Data to examine:

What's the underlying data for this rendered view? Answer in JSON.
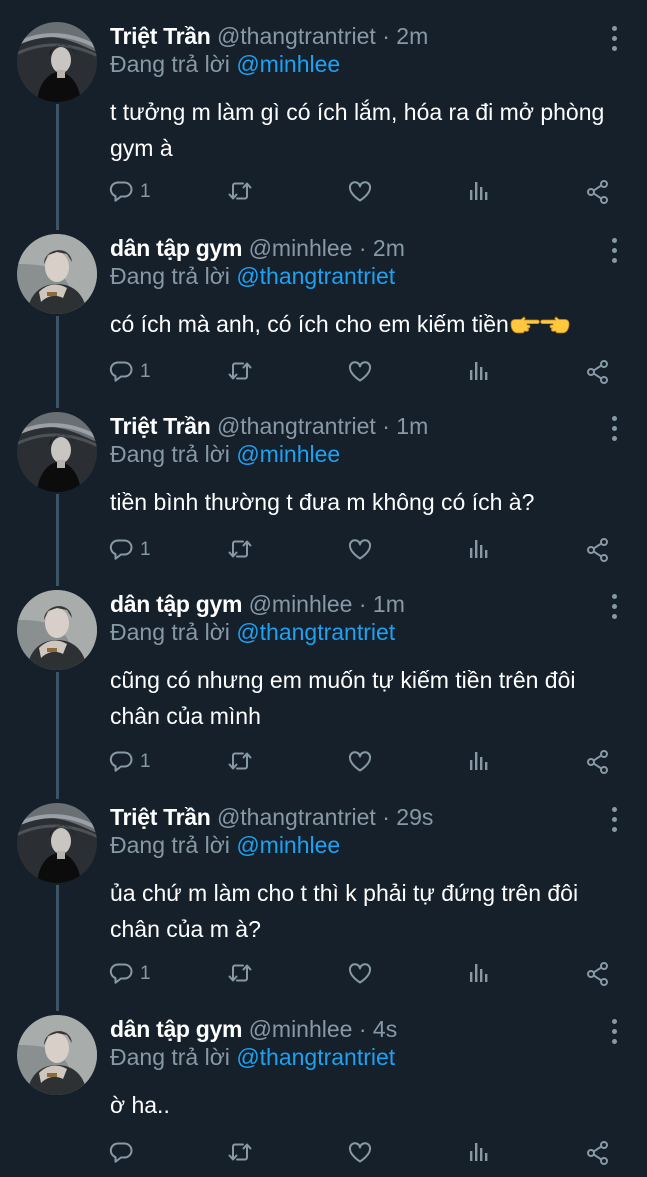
{
  "labels": {
    "replying_to": "Đang trả lời",
    "separator": "·"
  },
  "colors": {
    "background": "#15202b",
    "text": "#ffffff",
    "muted": "#8899a6",
    "link": "#1da1f2",
    "thread_line": "#3d5466"
  },
  "icons": [
    "more-vertical-icon",
    "reply-icon",
    "retweet-icon",
    "like-icon",
    "analytics-icon",
    "share-icon",
    "pointing-hand-emoji"
  ],
  "tweets": [
    {
      "author": "Triệt Trần",
      "handle": "@thangtrantriet",
      "time": "2m",
      "replying_to": "@minhlee",
      "text": "t tưởng m làm gì có ích lắm, hóa ra đi mở phòng gym à",
      "reply_count": "1"
    },
    {
      "author": "dân tập gym",
      "handle": "@minhlee",
      "time": "2m",
      "replying_to": "@thangtrantriet",
      "text": "có ích mà anh, có ích cho em kiếm tiền",
      "reply_count": "1"
    },
    {
      "author": "Triệt Trần",
      "handle": "@thangtrantriet",
      "time": "1m",
      "replying_to": "@minhlee",
      "text": "tiền bình thường t đưa m không có ích à?",
      "reply_count": "1"
    },
    {
      "author": "dân tập gym",
      "handle": "@minhlee",
      "time": "1m",
      "replying_to": "@thangtrantriet",
      "text": "cũng có nhưng em muốn tự kiếm tiền trên đôi chân của mình",
      "reply_count": "1"
    },
    {
      "author": "Triệt Trần",
      "handle": "@thangtrantriet",
      "time": "29s",
      "replying_to": "@minhlee",
      "text": "ủa chứ m làm cho t thì k phải tự đứng trên đôi chân của m à?",
      "reply_count": "1"
    },
    {
      "author": "dân tập gym",
      "handle": "@minhlee",
      "time": "4s",
      "replying_to": "@thangtrantriet",
      "text": "ờ ha..",
      "reply_count": ""
    }
  ]
}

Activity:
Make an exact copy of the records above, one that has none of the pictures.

Result:
What's the underlying data for this rendered view? Answer in JSON.
{
  "labels": {
    "replying_to": "Đang trả lời",
    "separator": "·"
  },
  "colors": {
    "background": "#15202b",
    "text": "#ffffff",
    "muted": "#8899a6",
    "link": "#1da1f2",
    "thread_line": "#3d5466"
  },
  "icons": [
    "more-vertical-icon",
    "reply-icon",
    "retweet-icon",
    "like-icon",
    "analytics-icon",
    "share-icon",
    "pointing-hand-emoji"
  ],
  "tweets": [
    {
      "author": "Triệt Trần",
      "handle": "@thangtrantriet",
      "time": "2m",
      "replying_to": "@minhlee",
      "text": "t tưởng m làm gì có ích lắm, hóa ra đi mở phòng gym à",
      "reply_count": "1"
    },
    {
      "author": "dân tập gym",
      "handle": "@minhlee",
      "time": "2m",
      "replying_to": "@thangtrantriet",
      "text": "có ích mà anh, có ích cho em kiếm tiền",
      "reply_count": "1"
    },
    {
      "author": "Triệt Trần",
      "handle": "@thangtrantriet",
      "time": "1m",
      "replying_to": "@minhlee",
      "text": "tiền bình thường t đưa m không có ích à?",
      "reply_count": "1"
    },
    {
      "author": "dân tập gym",
      "handle": "@minhlee",
      "time": "1m",
      "replying_to": "@thangtrantriet",
      "text": "cũng có nhưng em muốn tự kiếm tiền trên đôi chân của mình",
      "reply_count": "1"
    },
    {
      "author": "Triệt Trần",
      "handle": "@thangtrantriet",
      "time": "29s",
      "replying_to": "@minhlee",
      "text": "ủa chứ m làm cho t thì k phải tự đứng trên đôi chân của m à?",
      "reply_count": "1"
    },
    {
      "author": "dân tập gym",
      "handle": "@minhlee",
      "time": "4s",
      "replying_to": "@thangtrantriet",
      "text": "ờ ha..",
      "reply_count": ""
    }
  ]
}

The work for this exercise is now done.